Customer Survey

Everyday retailers think about how to increase their profits. Many of the ideas come from years of researching buying patterns. How often is the consumer asked “what made you buy that?” or “why do you shop at one store over another?”

The NGA (National Grocers Association) has done a consumer survey report covering many topics from where consumers spend most of their money to nutritional concerns. There are many variables in the decision to shop in one store over another. Some of the items that were most important were:

• Store cleanliness - 83%
• High-quality fruits and Vegetables – 90%
• Low Prices – 51%
• High Quality Meats - 76%
• Convenient Location – 36%
• Store Layout – 44%

The survey showed that 85% of the consumers do most of their food shopping in the traditional supermarket/grocery store. 5% shop at mass merchandisers and 3% said they shop at specialty foods store and warehouse clubs.

PCI Deadlines in July 2010

July 1, 2010 is the deadline for merchants to meet a number of PCI requirements:

* Debit and creit pins must be TDES from the payment terminal.
* All pin pads that are not VISA PED or PCI PED must be removed from service.
* All applications that “Store, Process or transmit cardholder information” must be PA-DSS compliant.

The Payment Card industry data security standard states that Pin entry Devices (PED) must use Triple Data Encryption (TDES). TDES means the pin number entered by the consumer has been encrypted multiple times making it much harder for a hacker to break. The standard also covers the device characteristics and management; how the pin pad is designed, produced, transported and stored.
Visa has said that it will not fine acquirers until July 1, 2012 but acquirers can fine merchants any time after July 1, 2010. A list of approved pin pads can be found here:

If you don’t know if your pin pads meet the requirements it is best to contact your processor to find out and, if necessary, have the pin pads replaced.


Also July 1 is the Visa deadline for merchants to be using a POS system that meets the Payment Application Data Security Standard (PA-DSS). This standard was formerly called Payment Application Best Practices (PABP) and is the guideline for software developers to follow in order to build payment applications that are safe. Once a system is validated as being PA-DSS compliant it shows up on a list of approved applications at If the POS application in use at your store is not on the list it should be replaced or upgraded. Yes, the version matters if your POS is at a different version than what shows on the list, it may need to be upgraded.

Although the deadlines mentioned above are important milestones on the PCI track PCI compliancy encompasses much more. For more information about PCI and the PCI Security Standards Council visit

Know Your POS

You may not be a mechanic yet you may be surprised on how much you really know about cars. Why does your car need gas? What does oil do? Tires are good for what? And what does the engine do? You may not be an expert in cars yet you do have a basic understanding of them. The same should be true with your POS system.

Get to know your equipment. Like a car your POS system is made up of different parts that work together to move your business forward.

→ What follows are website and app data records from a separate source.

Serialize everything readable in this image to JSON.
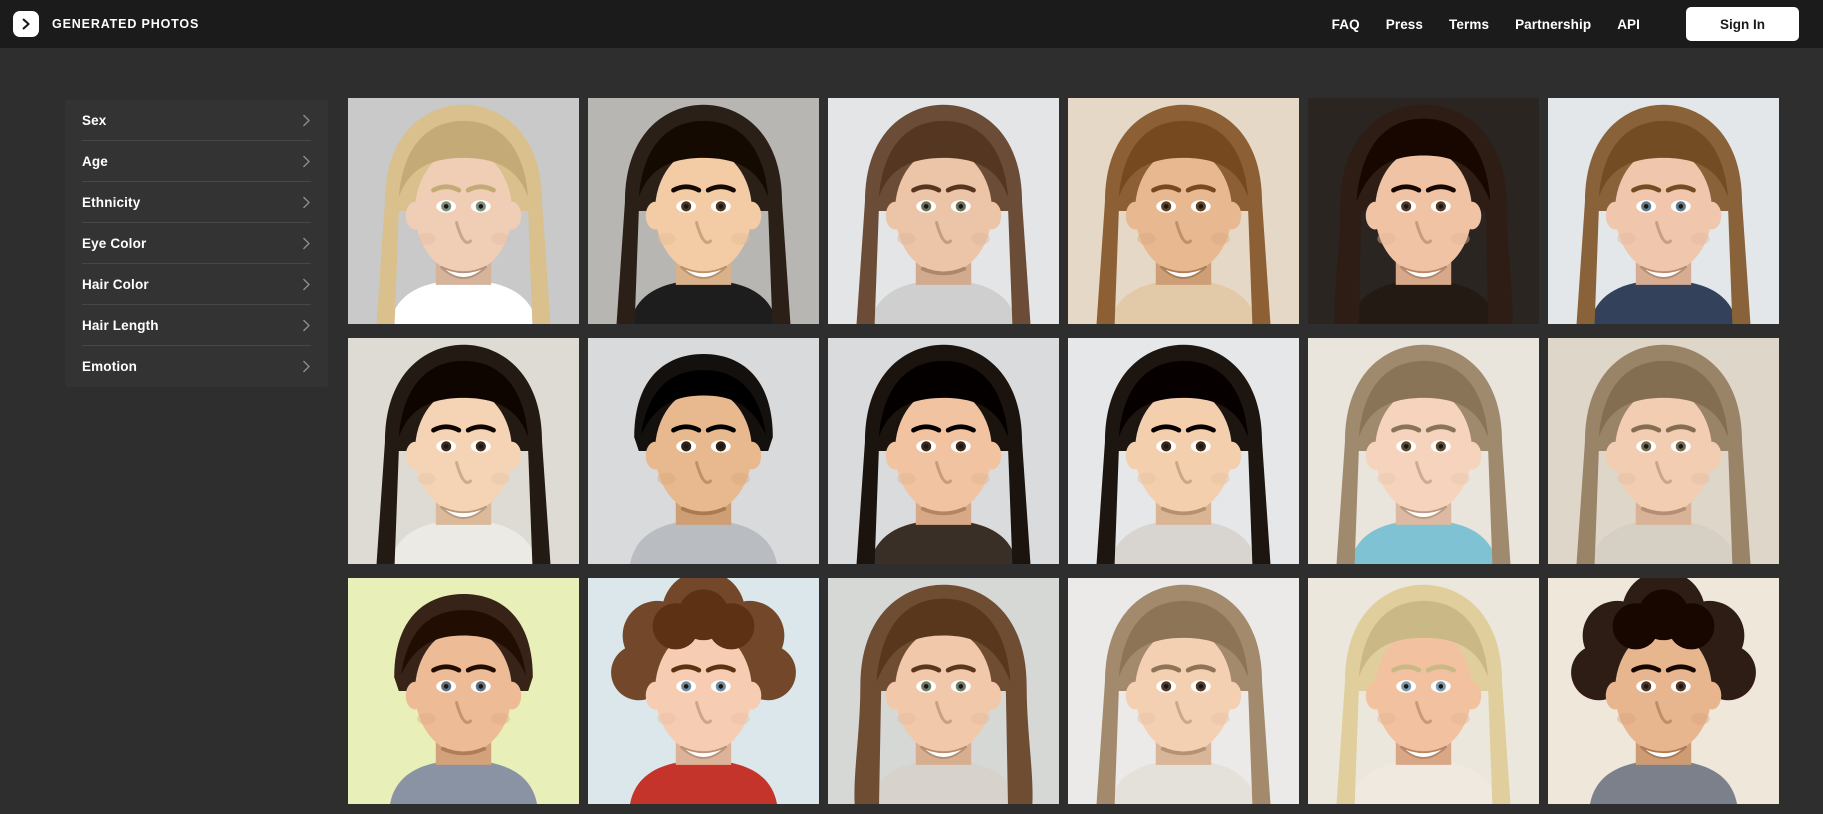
{
  "header": {
    "logo_icon": "chevron-right-logo-icon",
    "brand_name": "GENERATED PHOTOS",
    "nav_links": [
      {
        "label": "FAQ"
      },
      {
        "label": "Press"
      },
      {
        "label": "Terms"
      },
      {
        "label": "Partnership"
      },
      {
        "label": "API"
      }
    ],
    "sign_in_label": "Sign In"
  },
  "sidebar": {
    "filters": [
      {
        "label": "Sex",
        "chevron": "chevron-right-icon"
      },
      {
        "label": "Age",
        "chevron": "chevron-right-icon"
      },
      {
        "label": "Ethnicity",
        "chevron": "chevron-right-icon"
      },
      {
        "label": "Eye Color",
        "chevron": "chevron-right-icon"
      },
      {
        "label": "Hair Color",
        "chevron": "chevron-right-icon"
      },
      {
        "label": "Hair Length",
        "chevron": "chevron-right-icon"
      },
      {
        "label": "Emotion",
        "chevron": "chevron-right-icon"
      }
    ]
  },
  "gallery": {
    "columns": 6,
    "rows": 3,
    "photos": [
      {
        "bg": "#c9c9c9",
        "skin": "#f0cdb5",
        "hair": "#d9c08c",
        "hair_style": "long",
        "eye": "#7d8f7a",
        "top": "#ffffff",
        "smile": true
      },
      {
        "bg": "#b8b6b2",
        "skin": "#f3cba4",
        "hair": "#2b2018",
        "hair_style": "long",
        "eye": "#4a3526",
        "top": "#1d1d1d",
        "smile": true
      },
      {
        "bg": "#e3e5e6",
        "skin": "#ecc4a8",
        "hair": "#6b4c36",
        "hair_style": "long",
        "eye": "#6a6f55",
        "top": "#cfcfcf",
        "smile": false
      },
      {
        "bg": "#e6d8c6",
        "skin": "#e8b890",
        "hair": "#8d5f35",
        "hair_style": "long",
        "eye": "#5a4128",
        "top": "#e2c9a8",
        "smile": true
      },
      {
        "bg": "#2a2520",
        "skin": "#f0c3a4",
        "hair": "#2e1d14",
        "hair_style": "wavy",
        "eye": "#4e3a27",
        "top": "#241a14",
        "smile": true
      },
      {
        "bg": "#e4e7ea",
        "skin": "#f0c6ad",
        "hair": "#8a6239",
        "hair_style": "long",
        "eye": "#5d7b8c",
        "top": "#33415a",
        "smile": true
      },
      {
        "bg": "#dedbd4",
        "skin": "#f4d4b5",
        "hair": "#241a14",
        "hair_style": "long",
        "eye": "#3b2a1d",
        "top": "#eceae4",
        "smile": true
      },
      {
        "bg": "#d9dadc",
        "skin": "#e8b98e",
        "hair": "#14100d",
        "hair_style": "short",
        "eye": "#2f2219",
        "top": "#b9bcc1",
        "smile": false
      },
      {
        "bg": "#dadbdd",
        "skin": "#f1c3a1",
        "hair": "#1b130e",
        "hair_style": "long",
        "eye": "#3a291c",
        "top": "#3a2f27",
        "smile": false
      },
      {
        "bg": "#e6e7e9",
        "skin": "#f4cfae",
        "hair": "#1d1510",
        "hair_style": "long",
        "eye": "#3a281b",
        "top": "#d8d5d0",
        "smile": false
      },
      {
        "bg": "#e9e4dc",
        "skin": "#f6d3bc",
        "hair": "#a08a6e",
        "hair_style": "long",
        "eye": "#5b4a33",
        "top": "#7fc2d4",
        "smile": true
      },
      {
        "bg": "#ded6c9",
        "skin": "#f2cdb1",
        "hair": "#9a8468",
        "hair_style": "long",
        "eye": "#6d6a50",
        "top": "#d6cfc3",
        "smile": false
      },
      {
        "bg": "#e8efb9",
        "skin": "#edbb95",
        "hair": "#372318",
        "hair_style": "short",
        "eye": "#5e7182",
        "top": "#8a93a3",
        "smile": false
      },
      {
        "bg": "#dbe7ea",
        "skin": "#f6cdb2",
        "hair": "#73472a",
        "hair_style": "curly",
        "eye": "#6e8ba0",
        "top": "#c5342a",
        "smile": true
      },
      {
        "bg": "#d6d8d6",
        "skin": "#f2c8ab",
        "hair": "#6f4d33",
        "hair_style": "wavy",
        "eye": "#6c7b63",
        "top": "#d7d2cb",
        "smile": true
      },
      {
        "bg": "#eceae8",
        "skin": "#f4d0b2",
        "hair": "#a38a6c",
        "hair_style": "long",
        "eye": "#4e3a28",
        "top": "#e4e0da",
        "smile": false
      },
      {
        "bg": "#ece7dd",
        "skin": "#f2c2a0",
        "hair": "#e0cf9c",
        "hair_style": "long",
        "eye": "#7b9ab0",
        "top": "#efe9df",
        "smile": true
      },
      {
        "bg": "#efe7da",
        "skin": "#e7b58e",
        "hair": "#2d1d14",
        "hair_style": "curly",
        "eye": "#4e3726",
        "top": "#7b808a",
        "smile": true
      }
    ]
  },
  "colors": {
    "header_bg": "#1b1b1b",
    "page_bg": "#2e2e2e",
    "card_bg": "#333333",
    "divider": "#474747",
    "text": "#ffffff",
    "accent": "#ffffff"
  }
}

What does your controller/server do? Your controller/ server processes transaction information for your accounting and reporting. It also handles item maintenance.

What devices create your network? Hubs/switches are the devices that create your network.

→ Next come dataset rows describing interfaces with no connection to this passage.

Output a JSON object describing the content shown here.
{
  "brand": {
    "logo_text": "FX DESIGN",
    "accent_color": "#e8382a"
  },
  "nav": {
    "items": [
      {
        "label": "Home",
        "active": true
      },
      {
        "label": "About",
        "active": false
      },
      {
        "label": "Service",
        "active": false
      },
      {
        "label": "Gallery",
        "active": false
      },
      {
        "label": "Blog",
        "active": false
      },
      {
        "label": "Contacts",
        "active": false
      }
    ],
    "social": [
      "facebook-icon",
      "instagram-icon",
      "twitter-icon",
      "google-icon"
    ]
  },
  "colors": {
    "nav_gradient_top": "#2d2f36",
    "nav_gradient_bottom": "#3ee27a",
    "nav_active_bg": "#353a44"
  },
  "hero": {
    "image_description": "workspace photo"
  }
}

How can STCR connect into your store? The answer to this question is usually store specific. STCR offers a range of options for connecting to your store such as LogMeIn and PCAnywhere

How does your store communicate with your credit card processor? STCR supports multiple EFT processors and multiple ways to communicate with them. Satellite or high speed internet are the current popular choices for communication, yet the choice is yours.
A basic understanding of the answers to these questions is the key to keep your business running smoothly. Knowing where your equipment is located is just as important as knowing what it does.

Kosher Food on the Rise

In an era of concern over food contamination, allergies and the origin of ingredients, the market for kosher food among non-Jewish is setting records. A 2009 Mintel consumer survey shows that the primary reason people buy kosher is for food quality (62%), followed by “general healthfulness” (51%). The third reason is for food safety (34%), which contrasts sharply to the 14% of respondents who claim they buy kosher food because they follow kosher religious rules.

According to the kosher and halal food initiative, a research project at Cornell University, the non-Jewish kosher market has been growing in rapidly since the 1990s. Today, 40 percent of the food sold at grocery stores has a kosher imprint. Due to the large number of products marked as kosher, many customers do not even realize they are purchasing a kosher product. According to Packaged Facts, a research company, kosher spending could reach $260 billion by 2013.

Many major manufacturers are kosher-certified, offering kosher products under popular house-hold brands such Nestle, Coca-Cola, Oreo, Kraft, Lay’s potato chips, Crisco, Lipton and Heinz Ketchup. As the number of companies seeking kosher-certification rises, kosher is becoming the standard for food ingredients. In general, there is demand for a greater diversity of mainstream kosher food products. This year, for the first time, glatt kosher food will be sold at the Super Bowl.